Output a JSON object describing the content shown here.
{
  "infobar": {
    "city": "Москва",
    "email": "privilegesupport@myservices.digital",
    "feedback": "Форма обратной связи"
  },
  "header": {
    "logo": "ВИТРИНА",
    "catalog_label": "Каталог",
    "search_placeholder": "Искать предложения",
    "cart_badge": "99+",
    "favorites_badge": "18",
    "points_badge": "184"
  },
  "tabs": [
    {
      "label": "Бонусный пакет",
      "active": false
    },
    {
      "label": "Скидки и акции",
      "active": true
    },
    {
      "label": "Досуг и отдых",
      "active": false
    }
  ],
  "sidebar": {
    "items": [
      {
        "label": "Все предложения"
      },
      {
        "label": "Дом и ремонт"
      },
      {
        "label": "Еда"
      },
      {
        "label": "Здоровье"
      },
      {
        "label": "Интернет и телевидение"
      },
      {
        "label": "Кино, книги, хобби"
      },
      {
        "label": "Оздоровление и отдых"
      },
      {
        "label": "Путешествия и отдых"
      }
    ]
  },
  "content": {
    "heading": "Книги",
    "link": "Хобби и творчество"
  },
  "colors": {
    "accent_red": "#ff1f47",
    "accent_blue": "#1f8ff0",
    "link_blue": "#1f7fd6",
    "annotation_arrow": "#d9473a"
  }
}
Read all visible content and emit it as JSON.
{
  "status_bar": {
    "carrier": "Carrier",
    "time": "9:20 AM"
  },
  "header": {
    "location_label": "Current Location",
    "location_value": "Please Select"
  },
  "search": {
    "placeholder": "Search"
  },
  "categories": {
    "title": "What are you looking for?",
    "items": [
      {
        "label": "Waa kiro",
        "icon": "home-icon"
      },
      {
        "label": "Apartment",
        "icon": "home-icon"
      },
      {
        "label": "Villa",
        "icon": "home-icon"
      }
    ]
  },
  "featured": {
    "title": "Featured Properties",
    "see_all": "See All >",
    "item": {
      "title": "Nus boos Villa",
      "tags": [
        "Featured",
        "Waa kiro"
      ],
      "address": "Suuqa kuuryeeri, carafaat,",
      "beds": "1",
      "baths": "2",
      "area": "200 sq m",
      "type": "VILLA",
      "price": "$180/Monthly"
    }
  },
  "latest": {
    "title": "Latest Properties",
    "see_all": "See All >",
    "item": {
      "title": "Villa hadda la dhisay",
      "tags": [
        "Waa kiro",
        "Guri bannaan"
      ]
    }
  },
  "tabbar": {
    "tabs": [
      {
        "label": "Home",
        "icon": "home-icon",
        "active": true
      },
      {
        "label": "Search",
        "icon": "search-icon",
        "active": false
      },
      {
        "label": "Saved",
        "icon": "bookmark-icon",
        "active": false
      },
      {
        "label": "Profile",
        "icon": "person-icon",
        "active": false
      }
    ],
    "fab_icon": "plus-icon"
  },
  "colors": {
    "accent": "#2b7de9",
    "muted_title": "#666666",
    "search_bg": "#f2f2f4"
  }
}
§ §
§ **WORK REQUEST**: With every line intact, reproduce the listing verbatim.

§ **ANSWER SPACE**:
Output a JSON object describing the content shown here.
{
  "infobar": {
    "city": "Москва",
    "email": "privilegesupport@myservices.digital",
    "feedback": "Форма обратной связи"
  },
  "header": {
    "logo": "ВИТРИНА",
    "catalog_label": "Каталог",
    "search_placeholder": "Искать предложения",
    "cart_badge": "99+",
    "favorites_badge": "18",
    "points_badge": "184"
  },
  "tabs": [
    {
      "label": "Бонусный пакет",
      "active": false
    },
    {
      "label": "Скидки и акции",
      "active": true
    },
    {
      "label": "Досуг и отдых",
      "active": false
    }
  ],
  "sidebar": {
    "items": [
      {
        "label": "Все предложения"
      },
      {
        "label": "Дом и ремонт"
      },
      {
        "label": "Еда"
      },
      {
        "label": "Здоровье"
      },
      {
        "label": "Интернет и телевидение"
      },
      {
        "label": "Кино, книги, хобби"
      },
      {
        "label": "Оздоровление и отдых"
      },
      {
        "label": "Путешествия и отдых"
      }
    ]
  },
  "content": {
    "heading": "Книги",
    "link": "Хобби и творчество"
  },
  "colors": {
    "accent_red": "#ff1f47",
    "accent_blue": "#1f8ff0",
    "link_blue": "#1f7fd6",
    "annotation_arrow": "#d9473a"
  }
}
Read all visible content and emit it as JSON.
{
  "status_bar": {
    "carrier": "Carrier",
    "time": "9:20 AM"
  },
  "header": {
    "location_label": "Current Location",
    "location_value": "Please Select"
  },
  "search": {
    "placeholder": "Search"
  },
  "categories": {
    "title": "What are you looking for?",
    "items": [
      {
        "label": "Waa kiro",
        "icon": "home-icon"
      },
      {
        "label": "Apartment",
        "icon": "home-icon"
      },
      {
        "label": "Villa",
        "icon": "home-icon"
      }
    ]
  },
  "featured": {
    "title": "Featured Properties",
    "see_all": "See All >",
    "item": {
      "title": "Nus boos Villa",
      "tags": [
        "Featured",
        "Waa kiro"
      ],
      "address": "Suuqa kuuryeeri, carafaat,",
      "beds": "1",
      "baths": "2",
      "area": "200 sq m",
      "type": "VILLA",
      "price": "$180/Monthly"
    }
  },
  "latest": {
    "title": "Latest Properties",
    "see_all": "See All >",
    "item": {
      "title": "Villa hadda la dhisay",
      "tags": [
        "Waa kiro",
        "Guri bannaan"
      ]
    }
  },
  "tabbar": {
    "tabs": [
      {
        "label": "Home",
        "icon": "home-icon",
        "active": true
      },
      {
        "label": "Search",
        "icon": "search-icon",
        "active": false
      },
      {
        "label": "Saved",
        "icon": "bookmark-icon",
        "active": false
      },
      {
        "label": "Profile",
        "icon": "person-icon",
        "active": false
      }
    ],
    "fab_icon": "plus-icon"
  },
  "colors": {
    "accent": "#2b7de9",
    "muted_title": "#666666",
    "search_bg": "#f2f2f4"
  }
}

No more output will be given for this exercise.